[Source data]
=-=-=
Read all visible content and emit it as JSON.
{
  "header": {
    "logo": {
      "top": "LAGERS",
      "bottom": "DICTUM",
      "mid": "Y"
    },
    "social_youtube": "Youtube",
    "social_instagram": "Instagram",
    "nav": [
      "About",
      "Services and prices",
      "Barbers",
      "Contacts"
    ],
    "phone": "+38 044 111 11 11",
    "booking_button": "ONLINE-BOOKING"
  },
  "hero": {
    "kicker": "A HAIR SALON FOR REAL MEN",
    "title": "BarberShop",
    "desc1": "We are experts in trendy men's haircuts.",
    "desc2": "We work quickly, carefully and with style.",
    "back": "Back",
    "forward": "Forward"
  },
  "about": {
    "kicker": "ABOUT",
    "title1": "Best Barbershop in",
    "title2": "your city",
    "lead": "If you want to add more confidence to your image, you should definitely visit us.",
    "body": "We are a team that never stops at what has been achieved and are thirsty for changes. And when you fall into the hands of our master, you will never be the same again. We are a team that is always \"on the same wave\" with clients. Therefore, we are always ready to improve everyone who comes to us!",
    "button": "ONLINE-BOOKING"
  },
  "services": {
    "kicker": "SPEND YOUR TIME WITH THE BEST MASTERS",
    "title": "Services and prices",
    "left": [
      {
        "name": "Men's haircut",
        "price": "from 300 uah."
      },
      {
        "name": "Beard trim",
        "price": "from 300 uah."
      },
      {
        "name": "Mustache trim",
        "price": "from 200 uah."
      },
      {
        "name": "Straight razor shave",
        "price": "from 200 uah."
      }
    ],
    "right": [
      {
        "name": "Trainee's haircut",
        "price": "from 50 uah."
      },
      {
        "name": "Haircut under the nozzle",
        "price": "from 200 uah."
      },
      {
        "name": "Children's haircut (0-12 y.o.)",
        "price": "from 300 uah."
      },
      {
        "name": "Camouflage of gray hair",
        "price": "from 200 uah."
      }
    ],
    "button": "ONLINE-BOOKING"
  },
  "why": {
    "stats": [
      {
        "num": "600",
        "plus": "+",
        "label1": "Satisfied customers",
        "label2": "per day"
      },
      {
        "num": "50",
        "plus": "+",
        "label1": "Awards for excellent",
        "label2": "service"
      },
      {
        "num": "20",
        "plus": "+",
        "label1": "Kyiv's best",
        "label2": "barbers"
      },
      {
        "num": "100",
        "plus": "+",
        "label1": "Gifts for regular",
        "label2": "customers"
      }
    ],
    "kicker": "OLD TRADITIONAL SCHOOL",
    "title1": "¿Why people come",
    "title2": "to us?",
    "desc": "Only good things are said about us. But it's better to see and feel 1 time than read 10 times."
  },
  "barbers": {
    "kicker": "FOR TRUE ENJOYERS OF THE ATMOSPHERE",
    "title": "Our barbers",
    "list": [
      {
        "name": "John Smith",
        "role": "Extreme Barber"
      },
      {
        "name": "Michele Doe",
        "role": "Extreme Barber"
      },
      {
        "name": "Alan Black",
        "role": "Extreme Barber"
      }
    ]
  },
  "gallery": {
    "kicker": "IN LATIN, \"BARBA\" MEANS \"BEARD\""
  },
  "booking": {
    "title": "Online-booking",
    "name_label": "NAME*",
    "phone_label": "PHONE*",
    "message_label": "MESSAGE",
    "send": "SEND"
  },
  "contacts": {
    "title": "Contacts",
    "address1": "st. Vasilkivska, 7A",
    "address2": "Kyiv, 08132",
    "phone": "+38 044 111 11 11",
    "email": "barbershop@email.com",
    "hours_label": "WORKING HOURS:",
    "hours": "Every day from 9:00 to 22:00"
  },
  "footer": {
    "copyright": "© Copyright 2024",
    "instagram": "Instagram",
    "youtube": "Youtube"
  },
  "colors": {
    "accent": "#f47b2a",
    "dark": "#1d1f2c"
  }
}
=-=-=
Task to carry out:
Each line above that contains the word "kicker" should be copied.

Task solution:
    "kicker": "A HAIR SALON FOR REAL MEN",
    "kicker": "ABOUT",
    "kicker": "SPEND YOUR TIME WITH THE BEST MASTERS",
    "kicker": "OLD TRADITIONAL SCHOOL",
    "kicker": "FOR TRUE ENJOYERS OF THE ATMOSPHERE",
    "kicker": "IN LATIN, \"BARBA\" MEANS \"BEARD\""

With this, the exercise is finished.